**Instructions for the task**
Would you repeat the listing below exactly, with no pictures in it?

**Supplied records**
◇ ◇ ◇ ◇ ◇ ◇ ◇

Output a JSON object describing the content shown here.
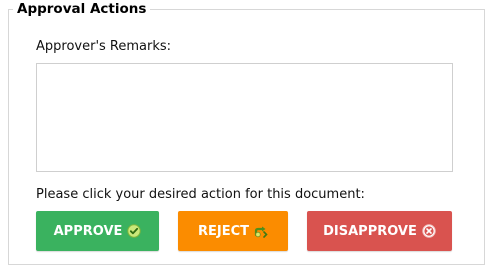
{
  "fieldset": {
    "legend": "Approval Actions"
  },
  "remarks": {
    "label": "Approver's Remarks:",
    "value": ""
  },
  "prompt": "Please click your desired action for this document:",
  "buttons": {
    "approve": {
      "label": "APPROVE",
      "icon": "check-circle-icon",
      "color": "#3ab25f"
    },
    "reject": {
      "label": "REJECT",
      "icon": "return-arrows-icon",
      "color": "#fb8c00"
    },
    "disapprove": {
      "label": "DISAPPROVE",
      "icon": "x-circle-icon",
      "color": "#d9534f"
    }
  }
}
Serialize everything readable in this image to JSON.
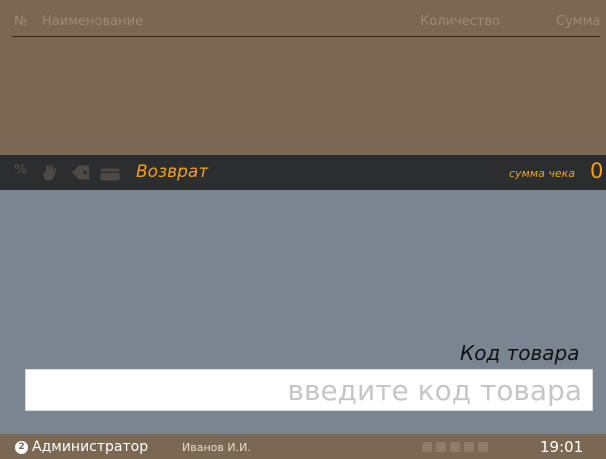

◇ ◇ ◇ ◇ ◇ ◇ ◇

**Output for this task**
Output a JSON object describing the content shown here.
{
  "fieldset": {
    "legend": "Approval Actions"
  },
  "remarks": {
    "label": "Approver's Remarks:",
    "value": ""
  },
  "prompt": "Please click your desired action for this document:",
  "buttons": {
    "approve": {
      "label": "APPROVE",
      "icon": "check-circle-icon",
      "color": "#3ab25f"
    },
    "reject": {
      "label": "REJECT",
      "icon": "return-arrows-icon",
      "color": "#fb8c00"
    },
    "disapprove": {
      "label": "DISAPPROVE",
      "icon": "x-circle-icon",
      "color": "#d9534f"
    }
  }
}
Serialize everything readable in this image to JSON.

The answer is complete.